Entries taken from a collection
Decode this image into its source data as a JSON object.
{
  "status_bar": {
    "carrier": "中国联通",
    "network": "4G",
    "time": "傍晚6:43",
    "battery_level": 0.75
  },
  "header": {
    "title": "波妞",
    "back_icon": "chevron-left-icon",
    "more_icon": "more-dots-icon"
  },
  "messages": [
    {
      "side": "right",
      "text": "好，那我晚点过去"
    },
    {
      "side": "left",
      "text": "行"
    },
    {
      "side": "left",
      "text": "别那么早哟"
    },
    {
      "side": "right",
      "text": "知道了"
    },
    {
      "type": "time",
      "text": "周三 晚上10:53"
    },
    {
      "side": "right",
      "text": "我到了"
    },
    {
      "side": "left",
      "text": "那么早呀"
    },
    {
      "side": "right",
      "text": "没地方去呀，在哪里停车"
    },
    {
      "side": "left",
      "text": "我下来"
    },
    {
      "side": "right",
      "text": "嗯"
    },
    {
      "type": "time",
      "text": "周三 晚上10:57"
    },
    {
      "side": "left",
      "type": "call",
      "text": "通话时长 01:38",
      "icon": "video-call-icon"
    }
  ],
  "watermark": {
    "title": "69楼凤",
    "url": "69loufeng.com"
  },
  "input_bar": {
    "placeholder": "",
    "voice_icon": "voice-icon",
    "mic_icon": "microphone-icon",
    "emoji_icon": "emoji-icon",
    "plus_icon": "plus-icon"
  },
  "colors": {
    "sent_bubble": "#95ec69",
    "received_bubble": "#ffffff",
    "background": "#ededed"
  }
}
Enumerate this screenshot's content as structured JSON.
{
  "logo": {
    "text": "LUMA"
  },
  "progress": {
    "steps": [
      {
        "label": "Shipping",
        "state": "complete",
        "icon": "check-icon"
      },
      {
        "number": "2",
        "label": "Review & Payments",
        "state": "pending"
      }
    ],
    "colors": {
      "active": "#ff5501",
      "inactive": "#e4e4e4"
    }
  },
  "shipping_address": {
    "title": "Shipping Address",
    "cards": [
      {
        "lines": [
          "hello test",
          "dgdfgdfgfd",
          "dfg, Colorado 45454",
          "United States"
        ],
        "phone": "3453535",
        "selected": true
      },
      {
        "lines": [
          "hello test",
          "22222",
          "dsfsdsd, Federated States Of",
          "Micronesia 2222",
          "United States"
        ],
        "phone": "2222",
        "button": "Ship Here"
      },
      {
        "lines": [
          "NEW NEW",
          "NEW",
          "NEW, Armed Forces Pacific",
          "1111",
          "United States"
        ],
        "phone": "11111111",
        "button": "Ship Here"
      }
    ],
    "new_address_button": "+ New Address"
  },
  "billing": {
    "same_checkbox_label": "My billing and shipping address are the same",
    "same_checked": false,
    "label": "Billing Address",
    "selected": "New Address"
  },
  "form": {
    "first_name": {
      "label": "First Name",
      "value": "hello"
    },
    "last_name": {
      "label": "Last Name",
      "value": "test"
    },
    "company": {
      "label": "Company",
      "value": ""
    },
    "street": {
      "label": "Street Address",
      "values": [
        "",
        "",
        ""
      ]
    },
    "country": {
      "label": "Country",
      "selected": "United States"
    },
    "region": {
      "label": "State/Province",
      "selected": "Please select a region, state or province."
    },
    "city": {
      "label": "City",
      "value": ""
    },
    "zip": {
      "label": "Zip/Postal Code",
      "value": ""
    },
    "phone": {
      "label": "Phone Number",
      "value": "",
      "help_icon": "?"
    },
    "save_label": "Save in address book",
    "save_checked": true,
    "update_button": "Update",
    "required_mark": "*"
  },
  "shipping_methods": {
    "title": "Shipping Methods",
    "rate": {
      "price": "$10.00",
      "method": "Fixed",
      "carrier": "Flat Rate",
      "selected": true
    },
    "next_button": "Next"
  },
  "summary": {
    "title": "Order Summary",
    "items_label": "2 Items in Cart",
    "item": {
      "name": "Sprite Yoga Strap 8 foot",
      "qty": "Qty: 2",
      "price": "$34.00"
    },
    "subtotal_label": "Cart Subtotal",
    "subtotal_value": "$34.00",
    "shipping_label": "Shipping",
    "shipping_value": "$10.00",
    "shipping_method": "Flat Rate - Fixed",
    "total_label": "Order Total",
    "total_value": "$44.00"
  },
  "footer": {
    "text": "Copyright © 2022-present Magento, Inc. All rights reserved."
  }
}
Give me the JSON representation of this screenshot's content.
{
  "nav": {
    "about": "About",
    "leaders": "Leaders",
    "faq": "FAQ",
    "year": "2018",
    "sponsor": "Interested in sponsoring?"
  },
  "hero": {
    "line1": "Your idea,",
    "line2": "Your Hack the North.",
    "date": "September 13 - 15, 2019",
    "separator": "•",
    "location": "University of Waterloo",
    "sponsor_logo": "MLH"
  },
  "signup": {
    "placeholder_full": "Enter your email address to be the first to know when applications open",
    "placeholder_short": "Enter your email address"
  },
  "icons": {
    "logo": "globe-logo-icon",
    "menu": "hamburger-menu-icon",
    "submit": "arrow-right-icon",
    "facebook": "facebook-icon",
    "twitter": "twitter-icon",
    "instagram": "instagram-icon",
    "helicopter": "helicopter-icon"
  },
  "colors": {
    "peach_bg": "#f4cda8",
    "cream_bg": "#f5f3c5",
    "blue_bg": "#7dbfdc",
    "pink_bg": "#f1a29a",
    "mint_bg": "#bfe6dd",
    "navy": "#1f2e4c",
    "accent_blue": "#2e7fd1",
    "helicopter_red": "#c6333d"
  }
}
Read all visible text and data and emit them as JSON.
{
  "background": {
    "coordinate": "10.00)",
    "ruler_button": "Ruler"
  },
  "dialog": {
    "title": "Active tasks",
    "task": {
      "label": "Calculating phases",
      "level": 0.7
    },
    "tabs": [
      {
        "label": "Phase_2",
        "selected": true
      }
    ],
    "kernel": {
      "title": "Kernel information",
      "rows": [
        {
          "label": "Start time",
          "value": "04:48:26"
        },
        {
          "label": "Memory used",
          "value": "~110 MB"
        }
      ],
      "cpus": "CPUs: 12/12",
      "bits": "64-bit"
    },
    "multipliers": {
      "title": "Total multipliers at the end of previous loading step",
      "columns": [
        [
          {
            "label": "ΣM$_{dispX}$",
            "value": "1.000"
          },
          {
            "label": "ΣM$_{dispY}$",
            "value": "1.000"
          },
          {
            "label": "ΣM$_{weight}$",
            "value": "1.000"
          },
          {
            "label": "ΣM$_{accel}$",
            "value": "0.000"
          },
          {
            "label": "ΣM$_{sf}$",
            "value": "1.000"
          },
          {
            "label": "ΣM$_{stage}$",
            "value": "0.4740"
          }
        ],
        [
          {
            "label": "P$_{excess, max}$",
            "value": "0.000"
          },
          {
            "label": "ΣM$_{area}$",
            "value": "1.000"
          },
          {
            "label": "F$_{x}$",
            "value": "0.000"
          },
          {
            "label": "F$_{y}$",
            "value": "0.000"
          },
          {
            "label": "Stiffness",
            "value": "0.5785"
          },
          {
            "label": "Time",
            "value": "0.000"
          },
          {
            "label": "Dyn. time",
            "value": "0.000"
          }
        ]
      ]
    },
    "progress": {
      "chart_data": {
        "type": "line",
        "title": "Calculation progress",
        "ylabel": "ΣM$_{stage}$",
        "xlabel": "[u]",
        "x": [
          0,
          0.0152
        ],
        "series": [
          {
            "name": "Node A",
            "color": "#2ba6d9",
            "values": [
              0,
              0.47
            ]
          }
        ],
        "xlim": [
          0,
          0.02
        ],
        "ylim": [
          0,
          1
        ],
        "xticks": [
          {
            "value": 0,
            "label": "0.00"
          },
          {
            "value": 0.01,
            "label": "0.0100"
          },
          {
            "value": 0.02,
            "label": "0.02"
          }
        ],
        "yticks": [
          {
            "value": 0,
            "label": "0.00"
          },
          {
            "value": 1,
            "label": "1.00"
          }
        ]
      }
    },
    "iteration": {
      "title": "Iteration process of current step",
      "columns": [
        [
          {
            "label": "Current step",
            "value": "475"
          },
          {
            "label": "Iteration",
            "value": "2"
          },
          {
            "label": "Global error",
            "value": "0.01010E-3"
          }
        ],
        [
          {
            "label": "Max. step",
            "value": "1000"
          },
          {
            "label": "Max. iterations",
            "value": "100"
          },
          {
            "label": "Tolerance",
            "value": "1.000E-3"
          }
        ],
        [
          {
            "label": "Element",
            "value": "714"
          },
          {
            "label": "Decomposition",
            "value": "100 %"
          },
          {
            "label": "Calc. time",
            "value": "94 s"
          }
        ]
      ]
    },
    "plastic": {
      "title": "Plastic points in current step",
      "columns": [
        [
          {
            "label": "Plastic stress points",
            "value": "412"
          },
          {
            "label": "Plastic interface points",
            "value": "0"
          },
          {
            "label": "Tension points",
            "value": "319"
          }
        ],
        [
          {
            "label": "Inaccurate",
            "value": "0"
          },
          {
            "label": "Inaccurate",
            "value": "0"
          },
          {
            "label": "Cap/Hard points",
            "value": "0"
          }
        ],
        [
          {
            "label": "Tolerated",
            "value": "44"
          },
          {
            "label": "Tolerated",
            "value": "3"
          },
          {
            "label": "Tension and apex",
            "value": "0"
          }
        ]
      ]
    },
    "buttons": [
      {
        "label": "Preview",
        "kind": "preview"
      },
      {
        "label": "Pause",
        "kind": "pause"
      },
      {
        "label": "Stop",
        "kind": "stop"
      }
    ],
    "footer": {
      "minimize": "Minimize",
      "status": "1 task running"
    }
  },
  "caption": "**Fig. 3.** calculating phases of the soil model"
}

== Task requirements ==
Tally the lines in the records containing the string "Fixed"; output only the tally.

== Response for this exercise ==
2